“Whatever they label us, we know what we’re fighting for”: Interview with a Palestinian organizer in New Jersey – Left Voice is the title of an article hot off the international solidarity press by the Left Voice, an organization which describes itself as “a revolutionary socialist news site and magazine dedicated to fostering a sustained and strategic struggle against every form of capitalist exploitation and oppression. ”
Left Voice member and New Jersey correspondent Samuel Karlin spoke with Yusuf Abouelnaja, a Palestinian American from West Orange and student who has been organizing in his town and in his university. Like many young people, Yusuf has been politicized by the movement for Palestine. Below he describes his experience in the movement, some of the repression he and others have faced, and the importance of solidarity within the movement.
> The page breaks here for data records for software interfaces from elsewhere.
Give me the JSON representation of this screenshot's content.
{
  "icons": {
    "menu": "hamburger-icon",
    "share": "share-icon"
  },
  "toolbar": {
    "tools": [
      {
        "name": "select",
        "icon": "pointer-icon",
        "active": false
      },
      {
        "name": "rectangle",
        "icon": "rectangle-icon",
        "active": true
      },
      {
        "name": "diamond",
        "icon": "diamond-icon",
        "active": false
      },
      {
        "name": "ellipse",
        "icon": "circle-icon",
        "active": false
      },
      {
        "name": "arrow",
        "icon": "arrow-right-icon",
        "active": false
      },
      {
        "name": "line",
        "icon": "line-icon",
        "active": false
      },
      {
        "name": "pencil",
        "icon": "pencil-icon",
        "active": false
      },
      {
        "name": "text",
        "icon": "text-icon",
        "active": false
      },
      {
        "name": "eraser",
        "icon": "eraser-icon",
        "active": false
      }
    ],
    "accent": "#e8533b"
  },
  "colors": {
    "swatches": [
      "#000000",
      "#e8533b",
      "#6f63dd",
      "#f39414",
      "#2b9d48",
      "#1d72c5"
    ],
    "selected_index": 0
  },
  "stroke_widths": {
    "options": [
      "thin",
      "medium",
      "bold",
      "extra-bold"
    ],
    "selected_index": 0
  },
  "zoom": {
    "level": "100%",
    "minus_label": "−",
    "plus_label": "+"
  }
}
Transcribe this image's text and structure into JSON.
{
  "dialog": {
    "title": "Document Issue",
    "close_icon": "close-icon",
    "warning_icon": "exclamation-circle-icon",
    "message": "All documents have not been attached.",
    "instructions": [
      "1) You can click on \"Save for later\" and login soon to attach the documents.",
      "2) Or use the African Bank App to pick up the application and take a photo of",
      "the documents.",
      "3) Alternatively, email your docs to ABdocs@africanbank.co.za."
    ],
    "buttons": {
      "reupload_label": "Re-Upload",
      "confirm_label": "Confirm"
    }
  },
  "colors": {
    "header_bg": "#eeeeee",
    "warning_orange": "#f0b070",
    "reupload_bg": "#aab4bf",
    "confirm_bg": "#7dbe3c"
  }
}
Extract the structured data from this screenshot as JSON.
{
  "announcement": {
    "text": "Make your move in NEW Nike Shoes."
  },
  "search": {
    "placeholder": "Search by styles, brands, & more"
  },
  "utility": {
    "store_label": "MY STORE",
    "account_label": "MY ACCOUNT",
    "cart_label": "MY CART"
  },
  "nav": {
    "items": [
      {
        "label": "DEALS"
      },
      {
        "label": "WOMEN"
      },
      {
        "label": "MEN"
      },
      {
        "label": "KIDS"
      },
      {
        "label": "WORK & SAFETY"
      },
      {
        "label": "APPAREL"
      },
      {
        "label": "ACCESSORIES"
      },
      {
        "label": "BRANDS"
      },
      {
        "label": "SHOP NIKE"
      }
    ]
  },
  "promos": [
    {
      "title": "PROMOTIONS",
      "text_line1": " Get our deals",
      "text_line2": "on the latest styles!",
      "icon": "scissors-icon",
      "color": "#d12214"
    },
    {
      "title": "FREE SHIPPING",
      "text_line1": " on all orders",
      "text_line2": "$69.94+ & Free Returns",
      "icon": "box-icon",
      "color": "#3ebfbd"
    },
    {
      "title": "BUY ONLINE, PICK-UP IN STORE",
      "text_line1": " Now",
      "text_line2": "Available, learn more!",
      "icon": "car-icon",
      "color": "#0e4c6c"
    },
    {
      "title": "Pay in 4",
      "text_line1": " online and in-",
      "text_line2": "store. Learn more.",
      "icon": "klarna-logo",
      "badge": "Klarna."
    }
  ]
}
The following is the first question from the interview:
How has this movement for Palestine politicized you?
In the past, I’ve gone to actions, but I’ve never really been an activist. I wouldn’t actively seek protests out, but if I knew they were going on, like, the Black Lives Matter protests, or the Palestinian protests that have been going on in Paterson for the past few years, I’d go to them.
More recently, there was an incident at the Board of Education in our school district, where a board member said a lot of awful things. He was saying that Palestinians are baby killers and rapists. He said we’re evil. Some of it was implied, but most of it he just straight up said.
In response to this, someone I know organized a walkout at the high school. There had been walkouts and protests there before for other movements and that’s never been much of an issue. I mean, my senior year, 2022 we had a direct protest, which was a little bit difficult because they really didn’t want us doing it. This time around there was a lot of backlash, including doxxing and threats of harm to the students. It felt more personal, too, because I’m Palestinian American.
I knew I had to help any way I could. So I connected them with people I know, friends who had been politically active. So when they managed to do the walkout against what the administration and Zionists in our town wanted, I marched with them. And I also gave a speech for the first time. So that’s what really got me started.
Through that, I started meeting a lot of people including groups organizing in South Orange and Maplewood (neighboring towns). In my town, members of the community created the group West Orange for Humanity and I got involved with that.
You can read the full interview at this link.